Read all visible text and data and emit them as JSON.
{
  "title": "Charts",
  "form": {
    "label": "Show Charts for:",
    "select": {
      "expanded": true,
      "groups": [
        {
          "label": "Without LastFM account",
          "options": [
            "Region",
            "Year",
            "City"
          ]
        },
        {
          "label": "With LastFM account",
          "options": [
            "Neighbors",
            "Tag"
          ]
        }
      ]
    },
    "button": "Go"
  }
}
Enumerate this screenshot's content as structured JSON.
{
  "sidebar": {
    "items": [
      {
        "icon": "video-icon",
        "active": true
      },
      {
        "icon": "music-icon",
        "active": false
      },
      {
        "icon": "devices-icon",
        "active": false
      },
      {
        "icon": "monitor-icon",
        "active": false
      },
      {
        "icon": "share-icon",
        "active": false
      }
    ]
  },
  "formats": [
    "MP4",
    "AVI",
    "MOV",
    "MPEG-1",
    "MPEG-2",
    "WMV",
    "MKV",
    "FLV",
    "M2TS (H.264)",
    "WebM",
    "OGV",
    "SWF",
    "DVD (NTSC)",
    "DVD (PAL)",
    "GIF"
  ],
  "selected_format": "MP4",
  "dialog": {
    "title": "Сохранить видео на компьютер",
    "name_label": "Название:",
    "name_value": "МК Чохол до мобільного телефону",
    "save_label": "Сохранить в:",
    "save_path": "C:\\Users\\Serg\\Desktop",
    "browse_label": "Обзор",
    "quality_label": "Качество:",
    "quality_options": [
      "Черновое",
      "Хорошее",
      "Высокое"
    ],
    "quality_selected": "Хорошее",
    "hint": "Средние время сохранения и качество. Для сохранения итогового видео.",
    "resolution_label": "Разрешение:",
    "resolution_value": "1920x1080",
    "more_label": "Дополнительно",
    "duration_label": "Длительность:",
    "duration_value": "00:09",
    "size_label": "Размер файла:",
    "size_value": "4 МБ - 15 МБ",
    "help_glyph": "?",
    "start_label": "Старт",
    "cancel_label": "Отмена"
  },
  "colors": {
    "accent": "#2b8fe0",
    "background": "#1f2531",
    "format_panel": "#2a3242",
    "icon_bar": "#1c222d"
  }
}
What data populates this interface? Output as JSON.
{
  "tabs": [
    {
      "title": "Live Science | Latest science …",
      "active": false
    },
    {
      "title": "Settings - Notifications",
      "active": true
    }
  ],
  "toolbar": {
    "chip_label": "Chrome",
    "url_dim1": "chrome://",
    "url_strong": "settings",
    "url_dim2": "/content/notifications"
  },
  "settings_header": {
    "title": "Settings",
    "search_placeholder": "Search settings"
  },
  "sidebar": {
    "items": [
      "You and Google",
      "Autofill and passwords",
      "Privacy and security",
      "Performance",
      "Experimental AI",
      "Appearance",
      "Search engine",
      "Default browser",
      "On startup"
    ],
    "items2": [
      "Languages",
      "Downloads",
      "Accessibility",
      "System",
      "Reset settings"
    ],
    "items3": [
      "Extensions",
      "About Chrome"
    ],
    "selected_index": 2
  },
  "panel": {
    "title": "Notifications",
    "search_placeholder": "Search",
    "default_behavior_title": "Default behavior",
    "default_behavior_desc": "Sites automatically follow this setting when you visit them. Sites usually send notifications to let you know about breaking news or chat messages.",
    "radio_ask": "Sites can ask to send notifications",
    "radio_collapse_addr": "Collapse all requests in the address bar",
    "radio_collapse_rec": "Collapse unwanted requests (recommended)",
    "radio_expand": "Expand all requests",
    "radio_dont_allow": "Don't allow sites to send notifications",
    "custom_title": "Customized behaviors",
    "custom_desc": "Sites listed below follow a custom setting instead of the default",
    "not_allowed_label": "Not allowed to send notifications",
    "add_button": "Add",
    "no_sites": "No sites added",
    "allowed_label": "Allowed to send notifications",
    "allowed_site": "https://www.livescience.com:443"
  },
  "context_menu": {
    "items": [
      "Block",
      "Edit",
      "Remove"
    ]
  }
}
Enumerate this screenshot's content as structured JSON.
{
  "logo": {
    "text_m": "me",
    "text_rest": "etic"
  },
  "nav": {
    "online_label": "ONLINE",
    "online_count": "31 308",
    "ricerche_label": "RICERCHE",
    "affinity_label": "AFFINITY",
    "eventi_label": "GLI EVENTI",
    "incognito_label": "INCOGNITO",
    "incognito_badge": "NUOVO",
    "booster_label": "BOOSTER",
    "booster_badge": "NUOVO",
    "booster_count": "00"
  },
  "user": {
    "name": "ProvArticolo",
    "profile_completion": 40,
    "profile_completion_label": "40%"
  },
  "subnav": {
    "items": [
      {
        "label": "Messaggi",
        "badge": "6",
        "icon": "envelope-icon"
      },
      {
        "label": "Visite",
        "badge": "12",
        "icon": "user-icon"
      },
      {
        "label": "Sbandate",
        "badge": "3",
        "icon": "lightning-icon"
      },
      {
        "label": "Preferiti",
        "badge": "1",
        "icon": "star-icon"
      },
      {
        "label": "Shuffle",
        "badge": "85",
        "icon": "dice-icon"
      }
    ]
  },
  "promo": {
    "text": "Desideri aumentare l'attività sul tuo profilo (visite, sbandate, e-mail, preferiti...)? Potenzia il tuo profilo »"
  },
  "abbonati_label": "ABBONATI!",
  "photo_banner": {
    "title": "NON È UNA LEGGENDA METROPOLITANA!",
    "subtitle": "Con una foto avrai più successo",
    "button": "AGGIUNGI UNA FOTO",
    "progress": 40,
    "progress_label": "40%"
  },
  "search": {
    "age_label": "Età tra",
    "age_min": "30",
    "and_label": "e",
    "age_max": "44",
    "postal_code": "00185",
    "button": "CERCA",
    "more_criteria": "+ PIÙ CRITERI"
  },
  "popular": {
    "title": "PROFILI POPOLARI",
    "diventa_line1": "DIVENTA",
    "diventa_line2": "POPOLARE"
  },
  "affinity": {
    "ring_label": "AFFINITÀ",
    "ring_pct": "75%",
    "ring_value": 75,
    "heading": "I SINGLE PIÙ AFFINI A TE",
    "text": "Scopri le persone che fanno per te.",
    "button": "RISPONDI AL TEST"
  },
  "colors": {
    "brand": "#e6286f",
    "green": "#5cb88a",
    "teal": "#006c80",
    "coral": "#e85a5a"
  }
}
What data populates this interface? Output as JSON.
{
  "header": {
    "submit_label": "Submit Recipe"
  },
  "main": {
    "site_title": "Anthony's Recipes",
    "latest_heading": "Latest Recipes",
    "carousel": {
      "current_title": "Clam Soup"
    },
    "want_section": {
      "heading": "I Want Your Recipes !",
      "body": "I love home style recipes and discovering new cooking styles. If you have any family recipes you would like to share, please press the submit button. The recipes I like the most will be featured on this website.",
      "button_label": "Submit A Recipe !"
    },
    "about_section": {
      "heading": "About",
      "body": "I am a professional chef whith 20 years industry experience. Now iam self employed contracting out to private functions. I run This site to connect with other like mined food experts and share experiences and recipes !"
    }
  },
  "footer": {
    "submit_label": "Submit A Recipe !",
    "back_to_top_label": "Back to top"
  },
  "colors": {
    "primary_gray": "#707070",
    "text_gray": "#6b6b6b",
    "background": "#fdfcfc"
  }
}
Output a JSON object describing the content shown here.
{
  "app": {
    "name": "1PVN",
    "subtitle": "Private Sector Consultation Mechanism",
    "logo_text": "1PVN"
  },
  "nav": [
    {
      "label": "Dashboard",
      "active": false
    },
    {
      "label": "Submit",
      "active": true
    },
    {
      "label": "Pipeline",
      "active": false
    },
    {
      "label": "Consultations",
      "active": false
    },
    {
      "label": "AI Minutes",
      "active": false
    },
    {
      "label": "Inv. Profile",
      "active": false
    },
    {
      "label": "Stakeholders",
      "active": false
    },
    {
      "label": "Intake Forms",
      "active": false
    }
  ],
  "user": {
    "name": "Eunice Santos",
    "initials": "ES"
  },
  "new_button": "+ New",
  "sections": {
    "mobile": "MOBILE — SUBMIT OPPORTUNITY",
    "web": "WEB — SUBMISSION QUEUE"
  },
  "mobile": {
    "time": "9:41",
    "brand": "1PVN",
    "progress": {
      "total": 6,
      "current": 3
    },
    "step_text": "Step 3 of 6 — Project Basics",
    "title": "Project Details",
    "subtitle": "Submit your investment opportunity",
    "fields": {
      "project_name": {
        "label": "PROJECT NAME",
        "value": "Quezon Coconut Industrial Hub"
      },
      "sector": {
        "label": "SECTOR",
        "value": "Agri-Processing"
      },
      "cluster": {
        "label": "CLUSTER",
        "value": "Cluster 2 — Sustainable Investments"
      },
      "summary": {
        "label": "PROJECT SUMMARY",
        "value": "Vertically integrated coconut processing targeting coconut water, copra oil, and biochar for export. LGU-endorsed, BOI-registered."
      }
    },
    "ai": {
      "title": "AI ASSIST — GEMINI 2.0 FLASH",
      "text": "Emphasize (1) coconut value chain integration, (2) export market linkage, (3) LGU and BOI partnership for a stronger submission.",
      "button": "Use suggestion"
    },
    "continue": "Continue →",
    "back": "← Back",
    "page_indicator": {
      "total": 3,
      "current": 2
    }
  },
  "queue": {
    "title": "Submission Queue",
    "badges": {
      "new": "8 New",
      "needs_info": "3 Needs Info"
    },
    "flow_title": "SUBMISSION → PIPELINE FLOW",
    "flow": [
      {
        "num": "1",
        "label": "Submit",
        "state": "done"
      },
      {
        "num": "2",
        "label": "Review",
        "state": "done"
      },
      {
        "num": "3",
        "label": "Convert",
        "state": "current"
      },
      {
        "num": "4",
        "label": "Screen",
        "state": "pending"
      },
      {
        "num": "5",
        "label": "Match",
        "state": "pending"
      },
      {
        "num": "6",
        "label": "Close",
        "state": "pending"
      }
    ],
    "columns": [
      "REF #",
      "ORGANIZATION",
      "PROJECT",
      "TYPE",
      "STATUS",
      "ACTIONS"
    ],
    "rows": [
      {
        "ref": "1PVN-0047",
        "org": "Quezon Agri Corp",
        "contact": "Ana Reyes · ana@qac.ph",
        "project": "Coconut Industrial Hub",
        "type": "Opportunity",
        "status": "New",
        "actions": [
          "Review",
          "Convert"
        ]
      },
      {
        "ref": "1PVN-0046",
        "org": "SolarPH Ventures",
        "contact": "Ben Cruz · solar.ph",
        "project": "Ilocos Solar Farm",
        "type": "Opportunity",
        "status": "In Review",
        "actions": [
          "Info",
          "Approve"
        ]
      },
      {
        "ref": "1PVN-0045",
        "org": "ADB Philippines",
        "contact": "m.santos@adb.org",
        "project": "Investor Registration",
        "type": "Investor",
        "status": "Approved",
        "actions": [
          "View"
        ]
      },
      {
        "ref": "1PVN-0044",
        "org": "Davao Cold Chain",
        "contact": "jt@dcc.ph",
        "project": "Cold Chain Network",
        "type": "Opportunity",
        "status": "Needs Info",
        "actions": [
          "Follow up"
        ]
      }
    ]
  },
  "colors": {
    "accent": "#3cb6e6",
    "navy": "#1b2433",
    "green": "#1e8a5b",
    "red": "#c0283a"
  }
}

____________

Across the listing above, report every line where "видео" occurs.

* Response to the exercise
    "title": "Сохранить видео на компьютер",
    "hint": "Средние время сохранения и качество. Для сохранения итогового видео.",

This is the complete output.